On Tuesday, the Office of the Comptroller of the Currency sent letters to seven banks, officially starting the clock on a two-year compliance period within which to reform swaps-trading at units that receive federal support.
The banks in question include JPMorgan (NYSE:JPM), Bank of America (NYSE:BAC), Citigroup (NYSE:C), Wells Fargo (NYSE:WFC), Morgan Stanley (NYSE:MS), HSBC (HSBC), and U.S. Bancorp (NYSE:USB). Each bank has been given until July 2015 to comply with provisions within the Dodd-Frank Act designed to limit taxpayer vulnerability to high-risk trades.

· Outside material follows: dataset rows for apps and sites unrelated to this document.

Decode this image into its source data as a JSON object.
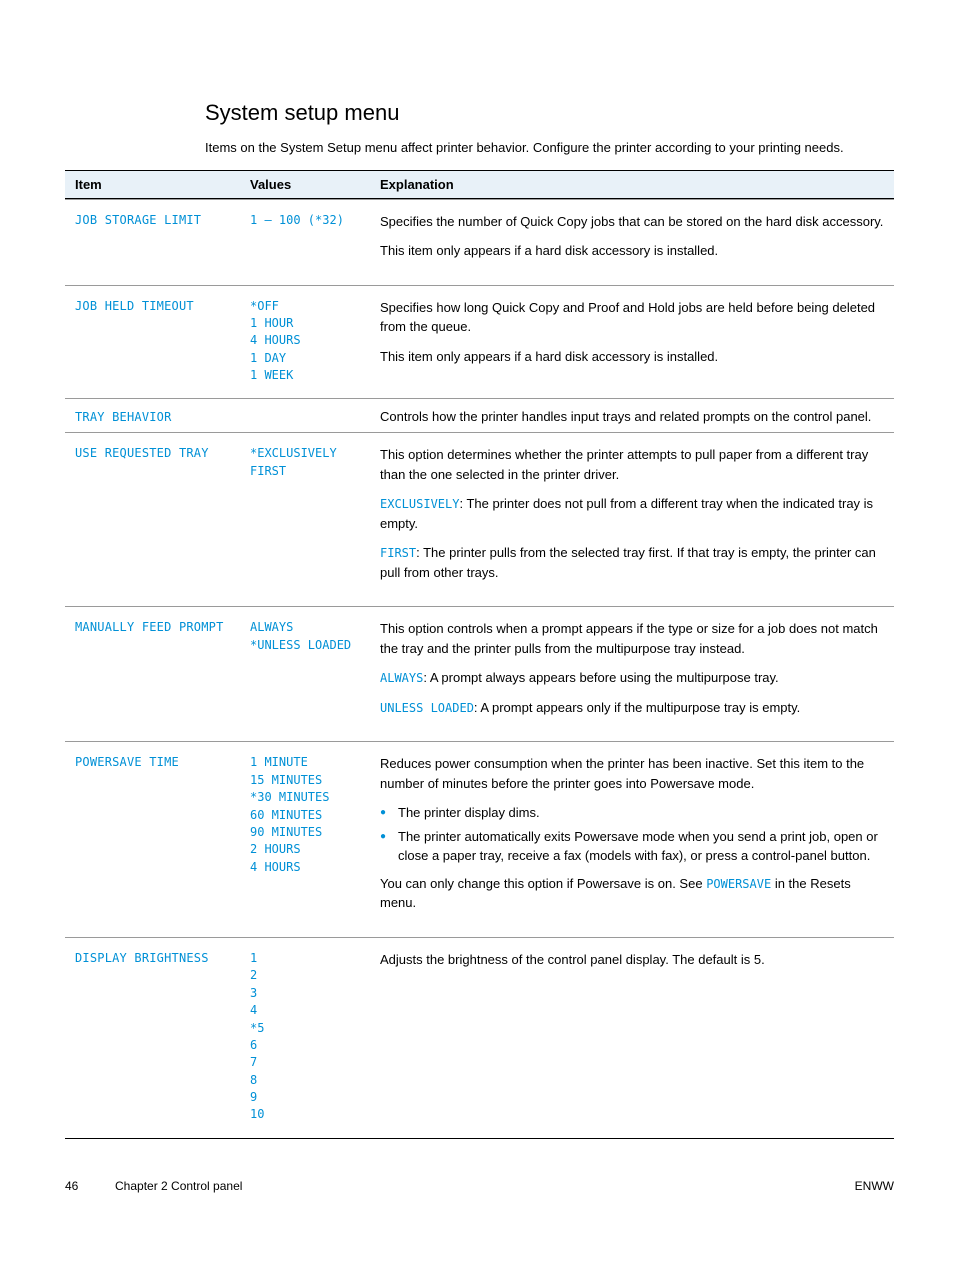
{
  "menu": {
    "title": "System setup menu",
    "lead": "Items on the System Setup menu affect printer behavior. Configure the printer according to your printing needs."
  },
  "table": {
    "head": {
      "item": "Item",
      "values": "Values",
      "explanation": "Explanation"
    }
  },
  "rows": {
    "job_storage_limit": {
      "item": "JOB STORAGE LIMIT",
      "values_line": "1 – 100 (*32)",
      "expl_1": "Specifies the number of Quick Copy jobs that can be stored on the hard disk accessory.",
      "expl_2": "This item only appears if a hard disk accessory is installed."
    },
    "job_held_timeout": {
      "item": "JOB HELD TIMEOUT",
      "values": "*OFF\n1 HOUR\n4 HOURS\n1 DAY\n1 WEEK",
      "expl_1": "Specifies how long Quick Copy and Proof and Hold jobs are held before being deleted from the queue.",
      "expl_2": "This item only appears if a hard disk accessory is installed."
    },
    "tray_behavior": {
      "item": "TRAY BEHAVIOR",
      "expl": "Controls how the printer handles input trays and related prompts on the control panel."
    },
    "use_requested_tray": {
      "item": "USE REQUESTED TRAY",
      "values": "*EXCLUSIVELY\nFIRST",
      "expl_intro": "This option determines whether the printer attempts to pull paper from a different tray than the one selected in the printer driver.",
      "opt1_label": "EXCLUSIVELY",
      "opt1_text": ": The printer does not pull from a different tray when the indicated tray is empty.",
      "opt2_label": "FIRST",
      "opt2_text": ": The printer pulls from the selected tray first. If that tray is empty, the printer can pull from other trays."
    },
    "manually_feed_prompt": {
      "item": "MANUALLY FEED PROMPT",
      "values": "ALWAYS\n*UNLESS LOADED",
      "expl_intro": "This option controls when a prompt appears if the type or size for a job does not match the tray and the printer pulls from the multipurpose tray instead.",
      "opt1_label": "ALWAYS",
      "opt1_text": ": A prompt always appears before using the multipurpose tray.",
      "opt2_label": "UNLESS LOADED",
      "opt2_text": ": A prompt appears only if the multipurpose tray is empty."
    },
    "powersave_time": {
      "item": "POWERSAVE TIME",
      "values": "1 MINUTE\n15 MINUTES\n*30 MINUTES\n60 MINUTES\n90 MINUTES\n2 HOURS\n4 HOURS",
      "expl_intro": "Reduces power consumption when the printer has been inactive. Set this item to the number of minutes before the printer goes into Powersave mode.",
      "bullet1": "The printer display dims.",
      "bullet2": "The printer automatically exits Powersave mode when you send a print job, open or close a paper tray, receive a fax (models with fax), or press a control-panel button.",
      "expl_trail_1": "You can only change this option if Powersave is on. See ",
      "expl_link": "POWERSAVE",
      "expl_trail_2": " in the Resets menu."
    },
    "display_brightness": {
      "item": "DISPLAY BRIGHTNESS",
      "values": "1\n2\n3\n4\n*5\n6\n7\n8\n9\n10",
      "expl": "Adjusts the brightness of the control panel display. The default is 5."
    }
  },
  "footer": {
    "page": "46",
    "chapter": "Chapter 2 Control panel",
    "enww": "ENWW"
  }
}
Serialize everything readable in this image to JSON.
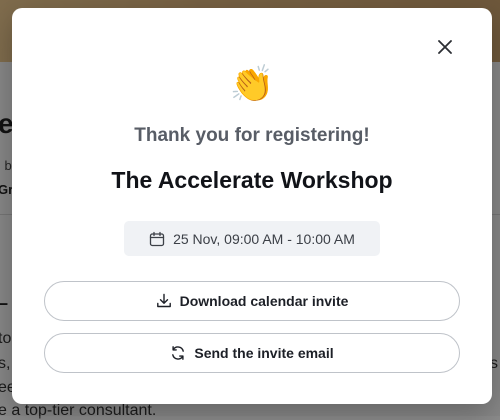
{
  "background": {
    "title_fragment": "el",
    "line1_fragment": "l b",
    "line2_fragment": "Gra",
    "dash_fragment": "–",
    "body": [
      "to",
      "s,",
      "ee",
      "e a top-tier consultant."
    ],
    "right_fragment": "s"
  },
  "modal": {
    "emoji": "👏",
    "subtitle": "Thank you for registering!",
    "title": "The Accelerate Workshop",
    "date_time": "25 Nov, 09:00 AM - 10:00 AM",
    "download_label": "Download calendar invite",
    "email_label": "Send the invite email",
    "icons": {
      "close": "close-icon",
      "calendar": "calendar-icon",
      "download": "download-icon",
      "refresh": "refresh-icon"
    }
  }
}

The letters were sent in response to requests from the banks for a transition period, which is outlined within the same provision. The Dodd-Frank Act recognizes that that abruptly complying with the provisions could disrupt lending, capital creation, and job formation.